"He’s real close in a lot of areas offensively," Griffins coach Jeff Blashill said. "It’s just going to be a matter of how quickly that all clicks and how quickly that transition happens. You just can’t predict that. His impact on the game right now is good. 

"I think eventually it’s gonna be great at this level and when it’s great, that’s when he’ll probably be NHL-ready. But I don’t know how quickly that’ll happen."

Veteran NHL center Stephen Weiss, who joined the Griffins Friday and Saturday for a brief conditioning stint, played on a line with Mantha Friday and was impressed.

"He’s obviously got really good size and he uses it well down low, protects the puck really well," Weiss said. "He’s smart, he sees the ice well, he moves the puck well. He’s a fun guy to play with. For a young guy, the sky’s the limit for him. He’s going to score a lot of goals in the NHL."

Wings fans are impatient for that day when Mantha is racking up those numbers in the NHL.

After all, Mantha earned CHL player of the year honors after scoring 57 goals and 63 assists in 57 regular-season games, then followed that up with 24 goals and 14 assists in 24 playoff games.

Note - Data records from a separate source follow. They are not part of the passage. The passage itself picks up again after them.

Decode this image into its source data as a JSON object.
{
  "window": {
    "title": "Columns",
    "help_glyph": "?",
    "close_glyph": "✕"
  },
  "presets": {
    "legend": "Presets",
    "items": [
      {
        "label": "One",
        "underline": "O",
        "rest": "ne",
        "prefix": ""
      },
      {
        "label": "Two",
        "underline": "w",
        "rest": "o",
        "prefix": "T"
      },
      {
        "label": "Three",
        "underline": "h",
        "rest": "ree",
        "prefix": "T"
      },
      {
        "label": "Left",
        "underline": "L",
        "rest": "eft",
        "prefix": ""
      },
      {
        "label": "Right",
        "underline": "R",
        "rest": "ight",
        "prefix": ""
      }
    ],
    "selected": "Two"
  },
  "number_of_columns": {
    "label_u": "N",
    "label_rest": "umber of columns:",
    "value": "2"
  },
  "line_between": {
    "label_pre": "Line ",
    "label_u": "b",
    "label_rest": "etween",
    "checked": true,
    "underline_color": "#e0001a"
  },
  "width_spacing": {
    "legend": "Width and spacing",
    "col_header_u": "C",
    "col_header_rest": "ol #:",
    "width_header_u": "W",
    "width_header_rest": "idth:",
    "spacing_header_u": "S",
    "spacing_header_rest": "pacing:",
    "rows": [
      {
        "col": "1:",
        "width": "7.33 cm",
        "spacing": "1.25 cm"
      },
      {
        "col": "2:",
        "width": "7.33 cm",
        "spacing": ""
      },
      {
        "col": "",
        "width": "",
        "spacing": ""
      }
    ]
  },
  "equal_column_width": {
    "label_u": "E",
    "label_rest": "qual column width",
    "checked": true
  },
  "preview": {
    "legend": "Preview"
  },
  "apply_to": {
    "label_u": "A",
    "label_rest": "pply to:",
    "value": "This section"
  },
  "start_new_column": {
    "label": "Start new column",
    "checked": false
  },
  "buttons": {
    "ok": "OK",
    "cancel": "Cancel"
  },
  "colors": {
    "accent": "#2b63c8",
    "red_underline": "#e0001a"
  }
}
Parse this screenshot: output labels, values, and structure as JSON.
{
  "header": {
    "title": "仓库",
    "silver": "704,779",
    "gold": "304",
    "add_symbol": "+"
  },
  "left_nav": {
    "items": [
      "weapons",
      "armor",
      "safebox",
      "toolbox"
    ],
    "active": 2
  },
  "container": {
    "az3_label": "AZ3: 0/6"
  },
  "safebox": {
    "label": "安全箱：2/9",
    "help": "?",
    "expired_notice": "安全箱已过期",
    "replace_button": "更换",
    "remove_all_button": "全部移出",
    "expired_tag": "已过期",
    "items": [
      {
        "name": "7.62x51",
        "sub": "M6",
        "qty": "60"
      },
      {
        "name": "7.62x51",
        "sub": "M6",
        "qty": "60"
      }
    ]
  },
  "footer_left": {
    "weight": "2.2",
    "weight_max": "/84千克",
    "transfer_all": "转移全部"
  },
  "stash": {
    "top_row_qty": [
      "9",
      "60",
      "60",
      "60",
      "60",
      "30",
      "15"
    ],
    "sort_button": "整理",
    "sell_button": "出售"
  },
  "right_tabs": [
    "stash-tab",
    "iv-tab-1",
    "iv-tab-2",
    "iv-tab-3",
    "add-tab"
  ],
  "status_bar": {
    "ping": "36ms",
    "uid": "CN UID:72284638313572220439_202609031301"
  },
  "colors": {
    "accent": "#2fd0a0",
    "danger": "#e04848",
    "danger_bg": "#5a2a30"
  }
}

"I think Anthony’s learning the little differences between pro and junior and how he can be as effective at this level as he was in junior and I think he’s going to learn it, it’s just a matter of how quickly," Blashill said. "He’s somebody that definitely has a knack around the net, obviously can do lots of things in those areas. 

"I’m going to judge him a lot more in the other parts of the game, make sure he does the rest of the parts of the game to get to that net area where I already know he’s real good."

One thing that’s different for Mantha is the pace of the game at the AHL level.

"It’s great hockey," Mantha said. "I was looking at it from the stands and I didn’t think it was that fast. Being in the game and being in the play, it just feels like you always have someone in your face and every team is good and every player is good up here."

Blashill said Mantha will have to adjust to not being the biggest player on the ice, which he often was in junior hockey.

"When you’re playing against guys your same age, you can get away with some stuff at the end of your stick," Blashill said. "Now you really gotta learn how to leverage your body to win all those little puck battles, learn how to make the same plays in a little bit less time and space, making sure we’re moving our feet and getting up the ice with lots of speed. 

"He’s a real smart offensive player but again, it’s just a matter of those little transitions that are more difficult. It’s like a player going from college football to the NFL. Everything’s faster, everything’s tighter. You just have to learn to make the same plays with less time."

When you are bigger and can score virtually at will, there’s not as much need to learn to play well defensively, but Mantha will have to in order to reach the NHL.

Mantha admitted that his defensive play is an area that still needs work.

"It got better in the past few years," Mantha said. "The last two years I worked a lot on it and I’m just  getting better and better."

Weiss believes Mantha will make those improvements.

"Like anything for young players, it’s the speed, adjusting to the speed of the game at both ends of the ice," Weiss said. "I think that’ll be a big thing for him. Not saying he’s not good defensively, but you can always get better defensively. That’s so huge in the NHL is being able to play without the puck. He’s got the offensive part down, there’s no question about that. 

"If he just continues to get better at the little things and defensively, he’ll be a star."